Now, if we for a moment forget about the money, since the Bitcoin application is only a simple proof of concept demonstrating that the Blockchain mechanism is very much able to do its trick, then it would be quite conceivable for the Blockchain to be the foundation of economic transactions in general, based on well secured identity management. This is how Fromknecht, Velicanu, and Yakoubov, all from the Massachussetts Institute of Technology, described the potential in November 2014, related to the dire state of the TTP/CA/PKI/HTTPS system:

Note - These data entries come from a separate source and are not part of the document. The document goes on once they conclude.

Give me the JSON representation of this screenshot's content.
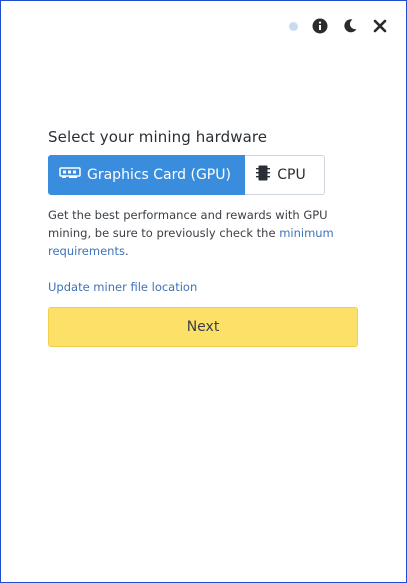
{
  "header": {
    "status_icon": "status-dot",
    "info_icon": "info-icon",
    "theme_icon": "moon-icon",
    "close_icon": "close-icon"
  },
  "main": {
    "title": "Select your mining hardware",
    "options": [
      {
        "label": "Graphics Card (GPU)",
        "icon": "gpu-card-icon",
        "selected": true
      },
      {
        "label": "CPU",
        "icon": "cpu-chip-icon",
        "selected": false
      }
    ],
    "description": {
      "text": "Get the best performance and rewards with GPU mining, be sure to previously check the ",
      "link": "minimum requirements",
      "end": "."
    },
    "update_link": "Update miner file location",
    "next_button": "Next"
  },
  "colors": {
    "accent": "#3a8ddc",
    "next_button": "#fde068",
    "link": "#3d73b8",
    "window_border": "#1f4fd0"
  }
}
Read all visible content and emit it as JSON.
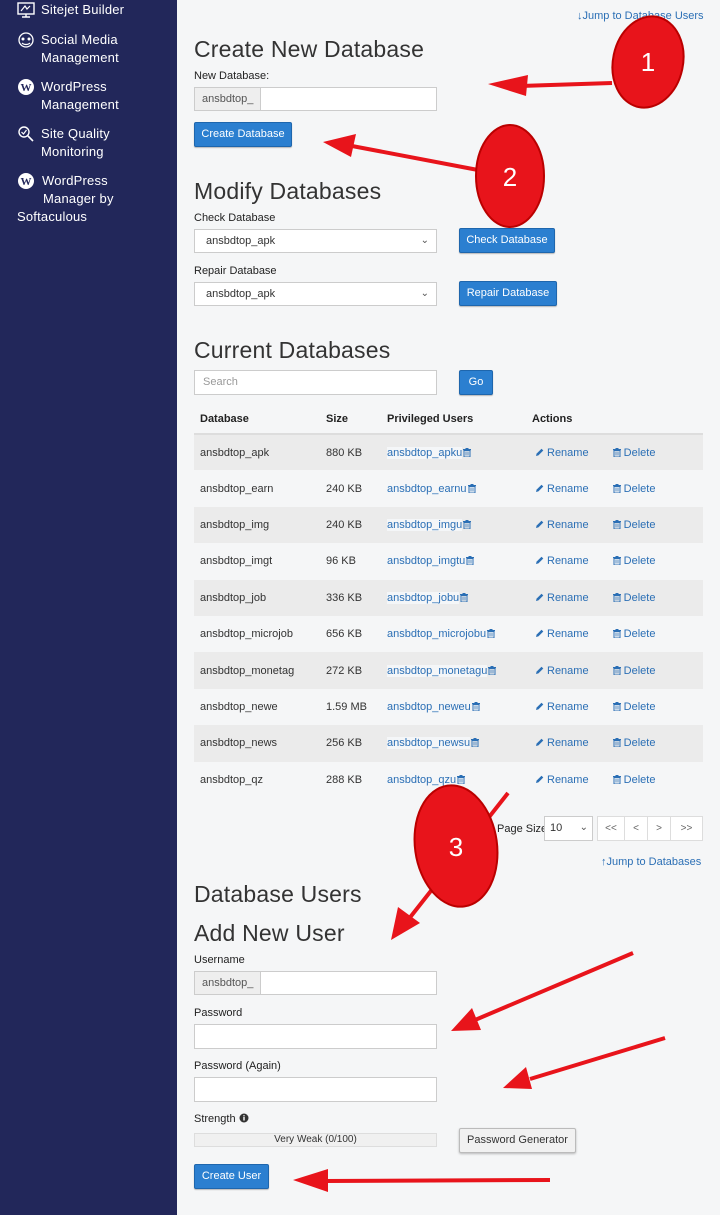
{
  "sidebar": {
    "items": [
      {
        "icon": "sitejet-icon",
        "lines": [
          "Sitejet Builder"
        ]
      },
      {
        "icon": "social-media-icon",
        "lines": [
          "Social Media",
          "Management"
        ]
      },
      {
        "icon": "wordpress-icon",
        "lines": [
          "WordPress",
          "Management"
        ]
      },
      {
        "icon": "site-quality-icon",
        "lines": [
          "Site Quality",
          "Monitoring"
        ]
      },
      {
        "icon": "wordpress-icon",
        "lines": [
          "WordPress",
          "Manager by",
          "Softaculous"
        ]
      }
    ]
  },
  "create": {
    "jump_link": "Jump to Database Users",
    "title": "Create New Database",
    "new_db_label": "New Database:",
    "prefix": "ansbdtop_",
    "button": "Create Database"
  },
  "modify": {
    "title": "Modify Databases",
    "check_label": "Check Database",
    "check_selected": "ansbdtop_apk",
    "check_button": "Check Database",
    "repair_label": "Repair Database",
    "repair_selected": "ansbdtop_apk",
    "repair_button": "Repair Database"
  },
  "current": {
    "title": "Current Databases",
    "search_placeholder": "Search",
    "go_button": "Go",
    "columns": [
      "Database",
      "Size",
      "Privileged Users",
      "Actions"
    ],
    "rename_label": "Rename",
    "delete_label": "Delete",
    "rows": [
      {
        "db": "ansbdtop_apk",
        "size": "880 KB",
        "user": "ansbdtop_apku"
      },
      {
        "db": "ansbdtop_earn",
        "size": "240 KB",
        "user": "ansbdtop_earnu"
      },
      {
        "db": "ansbdtop_img",
        "size": "240 KB",
        "user": "ansbdtop_imgu"
      },
      {
        "db": "ansbdtop_imgt",
        "size": "96 KB",
        "user": "ansbdtop_imgtu"
      },
      {
        "db": "ansbdtop_job",
        "size": "336 KB",
        "user": "ansbdtop_jobu"
      },
      {
        "db": "ansbdtop_microjob",
        "size": "656 KB",
        "user": "ansbdtop_microjobu"
      },
      {
        "db": "ansbdtop_monetag",
        "size": "272 KB",
        "user": "ansbdtop_monetagu"
      },
      {
        "db": "ansbdtop_newe",
        "size": "1.59 MB",
        "user": "ansbdtop_neweu"
      },
      {
        "db": "ansbdtop_news",
        "size": "256 KB",
        "user": "ansbdtop_newsu"
      },
      {
        "db": "ansbdtop_qz",
        "size": "288 KB",
        "user": "ansbdtop_qzu"
      }
    ],
    "page_size_label": "Page Size",
    "page_size_value": "10",
    "pager": [
      "<<",
      "<",
      ">",
      ">>"
    ],
    "jump_link": "Jump to Databases"
  },
  "users": {
    "title": "Database Users",
    "add_title": "Add New User",
    "username_label": "Username",
    "prefix": "ansbdtop_",
    "password_label": "Password",
    "password_again_label": "Password (Again)",
    "strength_label": "Strength",
    "strength_text": "Very Weak (0/100)",
    "strength_value": 0,
    "generator_button": "Password Generator",
    "create_button": "Create User"
  },
  "annotations": {
    "badges": [
      "1",
      "2",
      "3"
    ],
    "color": "#e8141b"
  }
}
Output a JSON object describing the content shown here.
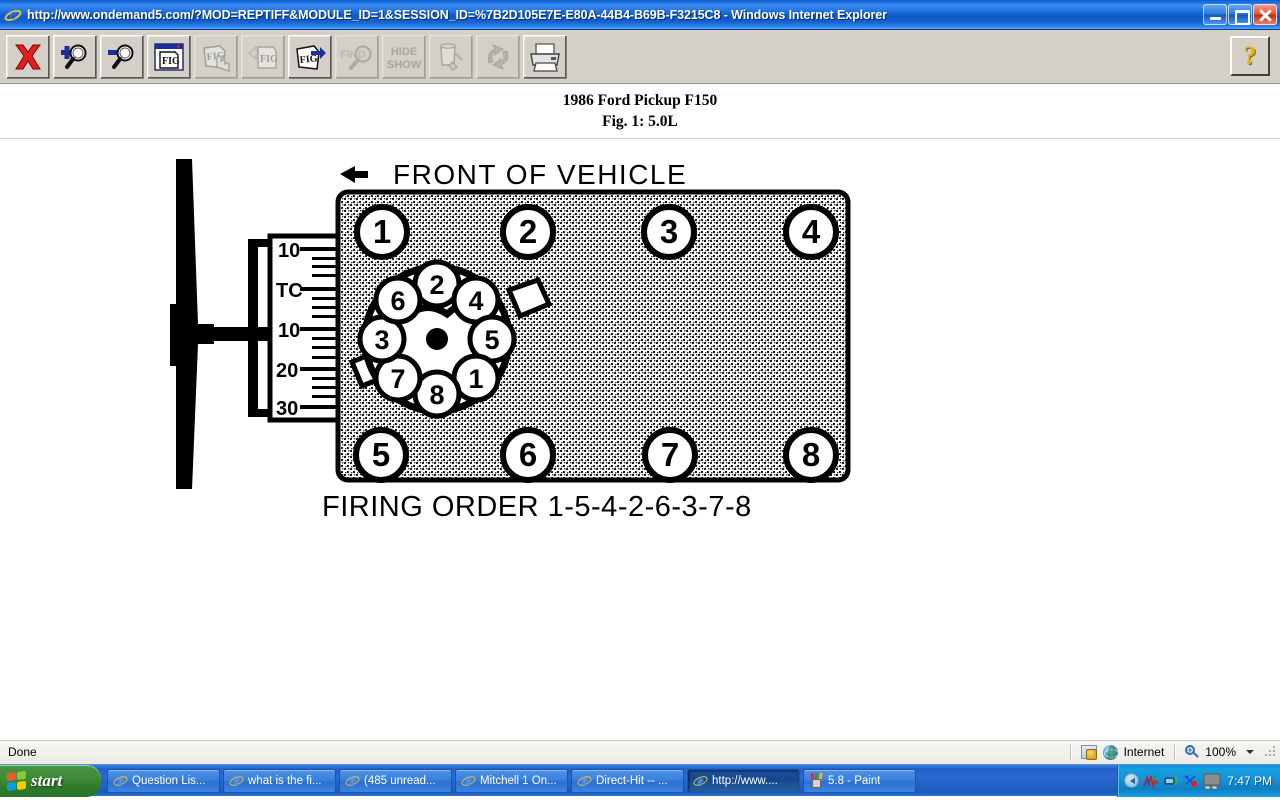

“Public Key Infrastructures (PKIs) enable users to look up and verify one another’s public keys based on identities. Current approaches to PKIs are vulnerable because they do not offer suffciently strong guarantees of identity retention; that is, they do not effectively prevent one user from registering a public key under another’s already-registered identity. In this paper, we leverage the consistency guarantees provided by cryptocurrencies such as Bitcoin and Namecoin to build a PKI that ensures identity retention. Our system, called Certcoin, has no central authority and thus requires the use of secure distributed dictionary data structures to provide efficient support for key lookup.”
The Internet of Things
We keep connecting so many different digital devices — from toothbrushes to turbines, smart homes, production plants, phones and connected cars (aka “smartphones on wheels”) — that there are terms for it: the Internet of things (IoT) and the Industrial IoT (IIoT or Industrial Internet). Therefore IBM and Samsung created their new Adept platform that for example allows a machine or system to detect a failing part and order a replacement. Adept is built on the distributed blockchain database as a fast and (more) secure way to connect physical objects. So apart from things of value being less helpless and overcoming the fundamental flaws of TTP/CA/PKI/HTTPS based systems, blockchain also may well be the missing link to multi-billion (more) secure IoT/IIoT connections.
- PKI Considered Harmful (2000-2008)
- Security Collapse in the HTTPS Market (Communications of the ACM, October 2014)
- A Decentralized Public Key Infrastructure with Identity Retention (MIT, November 2014)
- The Cloud is Dead, Long Live the Cloud (Fortune, May 2015)
- Blockchain Scalability (O’Reilly Radar, January 2015)